(INPUT DATA Opens)
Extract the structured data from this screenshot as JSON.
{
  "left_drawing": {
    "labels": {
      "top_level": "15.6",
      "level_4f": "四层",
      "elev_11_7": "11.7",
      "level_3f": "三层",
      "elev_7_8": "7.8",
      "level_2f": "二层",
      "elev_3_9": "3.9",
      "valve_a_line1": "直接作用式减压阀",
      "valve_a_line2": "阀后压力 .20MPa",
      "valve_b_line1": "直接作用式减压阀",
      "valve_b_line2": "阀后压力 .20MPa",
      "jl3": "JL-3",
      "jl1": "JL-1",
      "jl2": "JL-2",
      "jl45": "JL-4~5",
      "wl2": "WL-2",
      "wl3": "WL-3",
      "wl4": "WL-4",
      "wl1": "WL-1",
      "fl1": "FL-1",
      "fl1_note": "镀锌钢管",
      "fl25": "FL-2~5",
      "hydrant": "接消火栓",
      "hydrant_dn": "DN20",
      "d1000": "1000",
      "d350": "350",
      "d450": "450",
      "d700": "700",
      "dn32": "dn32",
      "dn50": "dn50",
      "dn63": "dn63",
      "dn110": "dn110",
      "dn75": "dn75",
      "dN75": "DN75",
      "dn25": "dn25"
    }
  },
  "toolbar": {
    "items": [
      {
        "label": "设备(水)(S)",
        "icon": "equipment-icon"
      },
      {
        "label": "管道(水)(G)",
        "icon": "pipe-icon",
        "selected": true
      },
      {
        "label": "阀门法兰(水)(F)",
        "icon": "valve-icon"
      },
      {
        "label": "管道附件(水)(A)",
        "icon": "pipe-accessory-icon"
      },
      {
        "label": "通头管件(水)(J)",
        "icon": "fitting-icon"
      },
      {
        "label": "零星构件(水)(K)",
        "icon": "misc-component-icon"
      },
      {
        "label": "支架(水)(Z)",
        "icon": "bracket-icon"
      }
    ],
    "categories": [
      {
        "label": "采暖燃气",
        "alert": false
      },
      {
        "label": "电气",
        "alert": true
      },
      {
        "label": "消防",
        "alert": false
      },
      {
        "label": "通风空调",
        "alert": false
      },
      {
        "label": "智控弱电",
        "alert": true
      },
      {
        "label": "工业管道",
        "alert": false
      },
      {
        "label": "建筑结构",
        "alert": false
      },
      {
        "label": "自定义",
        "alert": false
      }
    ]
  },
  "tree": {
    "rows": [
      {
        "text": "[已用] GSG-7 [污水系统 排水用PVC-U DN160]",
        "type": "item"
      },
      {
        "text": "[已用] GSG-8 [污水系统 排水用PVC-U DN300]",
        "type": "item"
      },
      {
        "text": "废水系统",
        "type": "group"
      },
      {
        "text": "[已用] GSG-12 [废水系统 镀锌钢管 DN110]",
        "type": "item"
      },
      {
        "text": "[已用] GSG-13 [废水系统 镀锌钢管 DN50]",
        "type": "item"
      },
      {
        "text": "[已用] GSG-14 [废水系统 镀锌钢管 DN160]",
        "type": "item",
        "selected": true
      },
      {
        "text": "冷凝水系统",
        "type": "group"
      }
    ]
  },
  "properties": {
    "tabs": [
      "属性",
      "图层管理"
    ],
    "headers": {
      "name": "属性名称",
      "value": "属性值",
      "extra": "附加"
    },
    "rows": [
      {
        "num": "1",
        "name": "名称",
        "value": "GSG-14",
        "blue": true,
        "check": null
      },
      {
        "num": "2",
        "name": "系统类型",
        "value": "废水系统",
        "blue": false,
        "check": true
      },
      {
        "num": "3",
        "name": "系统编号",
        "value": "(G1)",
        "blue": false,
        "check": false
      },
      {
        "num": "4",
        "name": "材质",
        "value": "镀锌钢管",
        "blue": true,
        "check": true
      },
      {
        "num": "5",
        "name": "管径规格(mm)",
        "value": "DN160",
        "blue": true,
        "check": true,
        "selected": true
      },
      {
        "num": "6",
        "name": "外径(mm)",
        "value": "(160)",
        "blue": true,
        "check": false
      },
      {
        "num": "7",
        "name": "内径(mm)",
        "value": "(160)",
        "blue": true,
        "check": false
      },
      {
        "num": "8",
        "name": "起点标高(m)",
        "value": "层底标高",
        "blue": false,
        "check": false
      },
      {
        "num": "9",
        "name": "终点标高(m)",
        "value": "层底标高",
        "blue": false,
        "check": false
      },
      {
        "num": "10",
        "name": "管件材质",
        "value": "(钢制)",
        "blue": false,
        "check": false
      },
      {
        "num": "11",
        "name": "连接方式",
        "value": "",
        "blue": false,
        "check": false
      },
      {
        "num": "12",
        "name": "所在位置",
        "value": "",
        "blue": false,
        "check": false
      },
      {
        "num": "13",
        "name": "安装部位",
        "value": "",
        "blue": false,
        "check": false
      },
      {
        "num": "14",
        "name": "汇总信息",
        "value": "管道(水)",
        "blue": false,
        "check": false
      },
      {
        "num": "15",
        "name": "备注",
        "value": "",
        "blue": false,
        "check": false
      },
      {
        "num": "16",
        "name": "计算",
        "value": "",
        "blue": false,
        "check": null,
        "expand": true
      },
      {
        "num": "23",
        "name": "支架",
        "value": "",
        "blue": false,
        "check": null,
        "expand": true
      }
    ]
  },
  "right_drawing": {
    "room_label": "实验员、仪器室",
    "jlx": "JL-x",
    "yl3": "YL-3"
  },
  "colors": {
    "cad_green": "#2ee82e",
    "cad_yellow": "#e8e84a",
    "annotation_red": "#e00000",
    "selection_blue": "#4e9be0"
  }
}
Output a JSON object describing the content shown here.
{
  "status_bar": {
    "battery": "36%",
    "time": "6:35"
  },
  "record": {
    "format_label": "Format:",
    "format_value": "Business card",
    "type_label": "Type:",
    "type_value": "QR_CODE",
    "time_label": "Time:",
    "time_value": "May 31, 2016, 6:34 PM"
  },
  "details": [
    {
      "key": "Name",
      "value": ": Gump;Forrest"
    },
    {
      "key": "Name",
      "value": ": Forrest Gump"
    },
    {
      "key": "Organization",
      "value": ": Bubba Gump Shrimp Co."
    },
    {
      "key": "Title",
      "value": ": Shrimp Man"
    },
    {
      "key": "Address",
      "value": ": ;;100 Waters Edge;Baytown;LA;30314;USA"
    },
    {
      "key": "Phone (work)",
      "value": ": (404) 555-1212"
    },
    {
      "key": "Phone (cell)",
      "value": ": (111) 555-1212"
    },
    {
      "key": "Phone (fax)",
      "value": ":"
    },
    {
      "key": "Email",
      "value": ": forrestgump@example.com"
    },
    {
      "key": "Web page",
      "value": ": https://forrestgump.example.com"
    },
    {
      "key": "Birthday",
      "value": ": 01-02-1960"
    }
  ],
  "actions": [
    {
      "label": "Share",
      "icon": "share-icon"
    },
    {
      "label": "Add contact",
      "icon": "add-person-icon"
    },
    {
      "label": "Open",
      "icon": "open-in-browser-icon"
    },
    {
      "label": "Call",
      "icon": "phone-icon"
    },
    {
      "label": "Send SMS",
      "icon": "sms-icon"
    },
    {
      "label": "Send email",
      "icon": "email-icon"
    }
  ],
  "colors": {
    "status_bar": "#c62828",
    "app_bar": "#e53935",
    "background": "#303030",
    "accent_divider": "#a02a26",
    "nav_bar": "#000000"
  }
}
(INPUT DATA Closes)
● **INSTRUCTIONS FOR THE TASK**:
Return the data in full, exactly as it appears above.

● **ANSWER TO THE PROBLEM**:
Extract the structured data from this screenshot as JSON.
{
  "left_drawing": {
    "labels": {
      "top_level": "15.6",
      "level_4f": "四层",
      "elev_11_7": "11.7",
      "level_3f": "三层",
      "elev_7_8": "7.8",
      "level_2f": "二层",
      "elev_3_9": "3.9",
      "valve_a_line1": "直接作用式减压阀",
      "valve_a_line2": "阀后压力 .20MPa",
      "valve_b_line1": "直接作用式减压阀",
      "valve_b_line2": "阀后压力 .20MPa",
      "jl3": "JL-3",
      "jl1": "JL-1",
      "jl2": "JL-2",
      "jl45": "JL-4~5",
      "wl2": "WL-2",
      "wl3": "WL-3",
      "wl4": "WL-4",
      "wl1": "WL-1",
      "fl1": "FL-1",
      "fl1_note": "镀锌钢管",
      "fl25": "FL-2~5",
      "hydrant": "接消火栓",
      "hydrant_dn": "DN20",
      "d1000": "1000",
      "d350": "350",
      "d450": "450",
      "d700": "700",
      "dn32": "dn32",
      "dn50": "dn50",
      "dn63": "dn63",
      "dn110": "dn110",
      "dn75": "dn75",
      "dN75": "DN75",
      "dn25": "dn25"
    }
  },
  "toolbar": {
    "items": [
      {
        "label": "设备(水)(S)",
        "icon": "equipment-icon"
      },
      {
        "label": "管道(水)(G)",
        "icon": "pipe-icon",
        "selected": true
      },
      {
        "label": "阀门法兰(水)(F)",
        "icon": "valve-icon"
      },
      {
        "label": "管道附件(水)(A)",
        "icon": "pipe-accessory-icon"
      },
      {
        "label": "通头管件(水)(J)",
        "icon": "fitting-icon"
      },
      {
        "label": "零星构件(水)(K)",
        "icon": "misc-component-icon"
      },
      {
        "label": "支架(水)(Z)",
        "icon": "bracket-icon"
      }
    ],
    "categories": [
      {
        "label": "采暖燃气",
        "alert": false
      },
      {
        "label": "电气",
        "alert": true
      },
      {
        "label": "消防",
        "alert": false
      },
      {
        "label": "通风空调",
        "alert": false
      },
      {
        "label": "智控弱电",
        "alert": true
      },
      {
        "label": "工业管道",
        "alert": false
      },
      {
        "label": "建筑结构",
        "alert": false
      },
      {
        "label": "自定义",
        "alert": false
      }
    ]
  },
  "tree": {
    "rows": [
      {
        "text": "[已用] GSG-7 [污水系统 排水用PVC-U DN160]",
        "type": "item"
      },
      {
        "text": "[已用] GSG-8 [污水系统 排水用PVC-U DN300]",
        "type": "item"
      },
      {
        "text": "废水系统",
        "type": "group"
      },
      {
        "text": "[已用] GSG-12 [废水系统 镀锌钢管 DN110]",
        "type": "item"
      },
      {
        "text": "[已用] GSG-13 [废水系统 镀锌钢管 DN50]",
        "type": "item"
      },
      {
        "text": "[已用] GSG-14 [废水系统 镀锌钢管 DN160]",
        "type": "item",
        "selected": true
      },
      {
        "text": "冷凝水系统",
        "type": "group"
      }
    ]
  },
  "properties": {
    "tabs": [
      "属性",
      "图层管理"
    ],
    "headers": {
      "name": "属性名称",
      "value": "属性值",
      "extra": "附加"
    },
    "rows": [
      {
        "num": "1",
        "name": "名称",
        "value": "GSG-14",
        "blue": true,
        "check": null
      },
      {
        "num": "2",
        "name": "系统类型",
        "value": "废水系统",
        "blue": false,
        "check": true
      },
      {
        "num": "3",
        "name": "系统编号",
        "value": "(G1)",
        "blue": false,
        "check": false
      },
      {
        "num": "4",
        "name": "材质",
        "value": "镀锌钢管",
        "blue": true,
        "check": true
      },
      {
        "num": "5",
        "name": "管径规格(mm)",
        "value": "DN160",
        "blue": true,
        "check": true,
        "selected": true
      },
      {
        "num": "6",
        "name": "外径(mm)",
        "value": "(160)",
        "blue": true,
        "check": false
      },
      {
        "num": "7",
        "name": "内径(mm)",
        "value": "(160)",
        "blue": true,
        "check": false
      },
      {
        "num": "8",
        "name": "起点标高(m)",
        "value": "层底标高",
        "blue": false,
        "check": false
      },
      {
        "num": "9",
        "name": "终点标高(m)",
        "value": "层底标高",
        "blue": false,
        "check": false
      },
      {
        "num": "10",
        "name": "管件材质",
        "value": "(钢制)",
        "blue": false,
        "check": false
      },
      {
        "num": "11",
        "name": "连接方式",
        "value": "",
        "blue": false,
        "check": false
      },
      {
        "num": "12",
        "name": "所在位置",
        "value": "",
        "blue": false,
        "check": false
      },
      {
        "num": "13",
        "name": "安装部位",
        "value": "",
        "blue": false,
        "check": false
      },
      {
        "num": "14",
        "name": "汇总信息",
        "value": "管道(水)",
        "blue": false,
        "check": false
      },
      {
        "num": "15",
        "name": "备注",
        "value": "",
        "blue": false,
        "check": false
      },
      {
        "num": "16",
        "name": "计算",
        "value": "",
        "blue": false,
        "check": null,
        "expand": true
      },
      {
        "num": "23",
        "name": "支架",
        "value": "",
        "blue": false,
        "check": null,
        "expand": true
      }
    ]
  },
  "right_drawing": {
    "room_label": "实验员、仪器室",
    "jlx": "JL-x",
    "yl3": "YL-3"
  },
  "colors": {
    "cad_green": "#2ee82e",
    "cad_yellow": "#e8e84a",
    "annotation_red": "#e00000",
    "selection_blue": "#4e9be0"
  }
}
Output a JSON object describing the content shown here.
{
  "status_bar": {
    "battery": "36%",
    "time": "6:35"
  },
  "record": {
    "format_label": "Format:",
    "format_value": "Business card",
    "type_label": "Type:",
    "type_value": "QR_CODE",
    "time_label": "Time:",
    "time_value": "May 31, 2016, 6:34 PM"
  },
  "details": [
    {
      "key": "Name",
      "value": ": Gump;Forrest"
    },
    {
      "key": "Name",
      "value": ": Forrest Gump"
    },
    {
      "key": "Organization",
      "value": ": Bubba Gump Shrimp Co."
    },
    {
      "key": "Title",
      "value": ": Shrimp Man"
    },
    {
      "key": "Address",
      "value": ": ;;100 Waters Edge;Baytown;LA;30314;USA"
    },
    {
      "key": "Phone (work)",
      "value": ": (404) 555-1212"
    },
    {
      "key": "Phone (cell)",
      "value": ": (111) 555-1212"
    },
    {
      "key": "Phone (fax)",
      "value": ":"
    },
    {
      "key": "Email",
      "value": ": forrestgump@example.com"
    },
    {
      "key": "Web page",
      "value": ": https://forrestgump.example.com"
    },
    {
      "key": "Birthday",
      "value": ": 01-02-1960"
    }
  ],
  "actions": [
    {
      "label": "Share",
      "icon": "share-icon"
    },
    {
      "label": "Add contact",
      "icon": "add-person-icon"
    },
    {
      "label": "Open",
      "icon": "open-in-browser-icon"
    },
    {
      "label": "Call",
      "icon": "phone-icon"
    },
    {
      "label": "Send SMS",
      "icon": "sms-icon"
    },
    {
      "label": "Send email",
      "icon": "email-icon"
    }
  ],
  "colors": {
    "status_bar": "#c62828",
    "app_bar": "#e53935",
    "background": "#303030",
    "accent_divider": "#a02a26",
    "nav_bar": "#000000"
  }
}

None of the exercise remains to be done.